If you have an old thermostat, you might want to look into upgrading it to a programmable thermostat. For less than $20, this doubles your temperature controlling power. You can make sure that you’re not wasting electricity setting the temperature too high or too low, but you can also set the timing for your thermostat. What I mean by that is that you can set it to be off when you sleep and still wake up to a comfortable house. You can also set it to be a different temperature when you leave the house.
Those few degrees lower or higher can really make a big impact. Plus, you likely won’t even notice the different temperature.
9. Go on a spending freeze for a week or even a month.
This one is a little tough, but this is a killer way to save a great deal very quickly. A spending freeze is just what it sounds like. You put away the cards and cash for a period of time and live off of what you have in your house for food and entertainment. All bills are paid for, but spending for things like coffee, lunch, movies, clothes, groceries, and everything else that requires your card numbers or cash is strictly off limits.
This takes a lot of willpower, but it also shows you how you can get things that you want for free. For example, there are a million different places to find Redbox codes to get a free movie rental. There are also kids eat free restaurants that you can earn Swagbucks for gift cards and then get dinner for the kids for free. You might even end up loving your local library for all fo the free things that are offered through them.

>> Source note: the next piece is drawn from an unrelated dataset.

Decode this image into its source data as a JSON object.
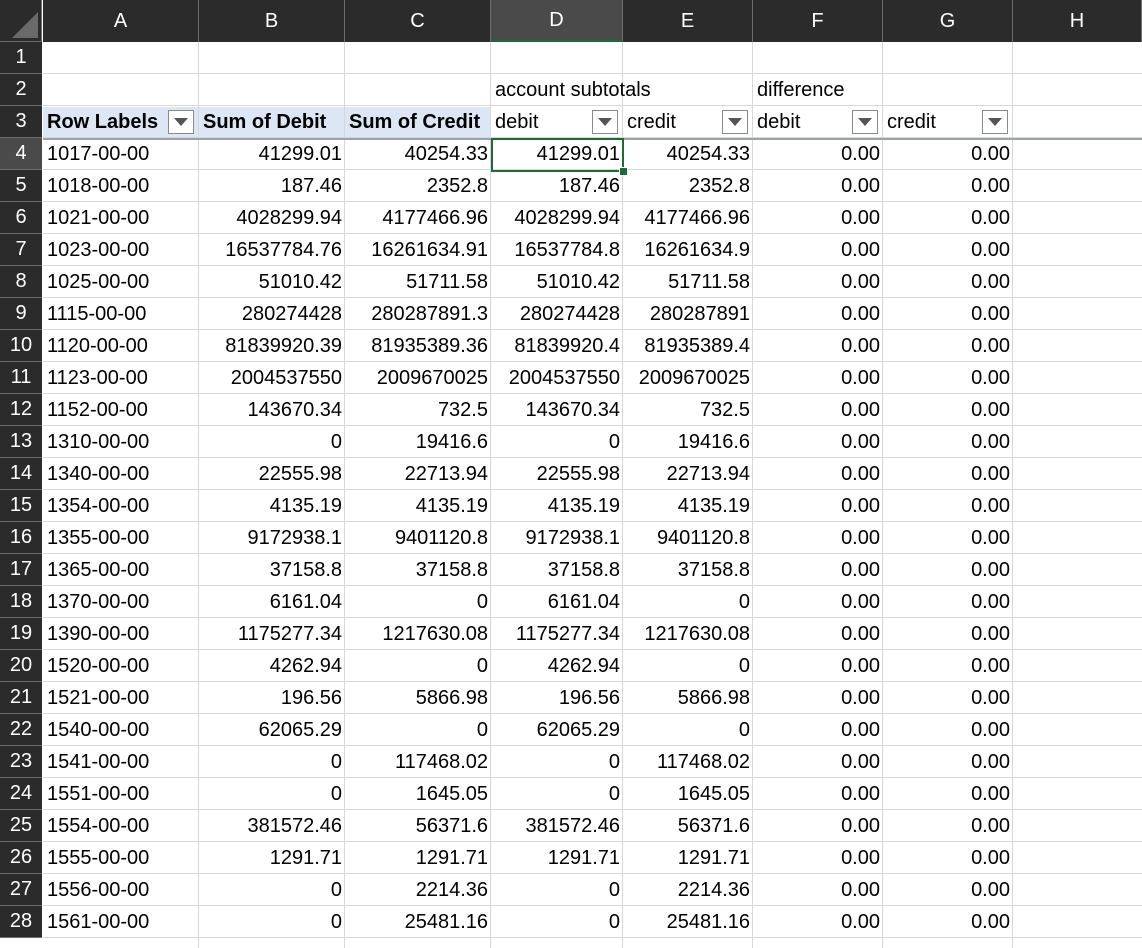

If a full spending freeze sounds like it’s too much, try out a mini-spending freeze and just don’t buy any groceries for a week (make sure to not overspend the week before to stock up or the week after to make up for everything). Think about it. That’s 25% of your monthly grocery budget that gets to stay in your pocket.
Think about it. That’s 25% of your monthly grocery budget that gets to stay in your pocket. I could live off of the food in my pantry and my chest freezer for a week without a problem, and I’m sure that you can too. It might take some planning, but it’s not that difficult! Plus, you’re clearing up room in your pantry!
10. Shop around for new insurance providers or just lower rates.
Call your insurance and ask about your coverage. You might be over insured and not even realize it. Or you could be covered for Roadside Assistance through your insurance but are still paying for AAA.
You could even play (a little bit of) hardball and tell them that you’re shopping around for new insurances because Company A offered you the same coverage for $100 less. You might get lower rates just by asking.
It’s also worth asking if there are discounts that you’re missing out on. Many car insurances offer safe driver discounts, good student discounts, multiple policy discounts, running light discounts, and more. Even homeowner’s or renter’s insurances offer similar discounts. Even if it only saves you $5/ month, that’s $60/ year.
There are many ways to cut your expenses $1 at a time. Just remember that every single penny is important when you’re budgeting and trying to save. If you can save $1 each day, that’s $365 at the end of the year. Don’t overlook an opportunity to save just because it isn’t saving you $1,000. Take every chance to find ways to save and you’ll be amazed at how quickly they add up for you.
What’s a small way to save that’s added up for you?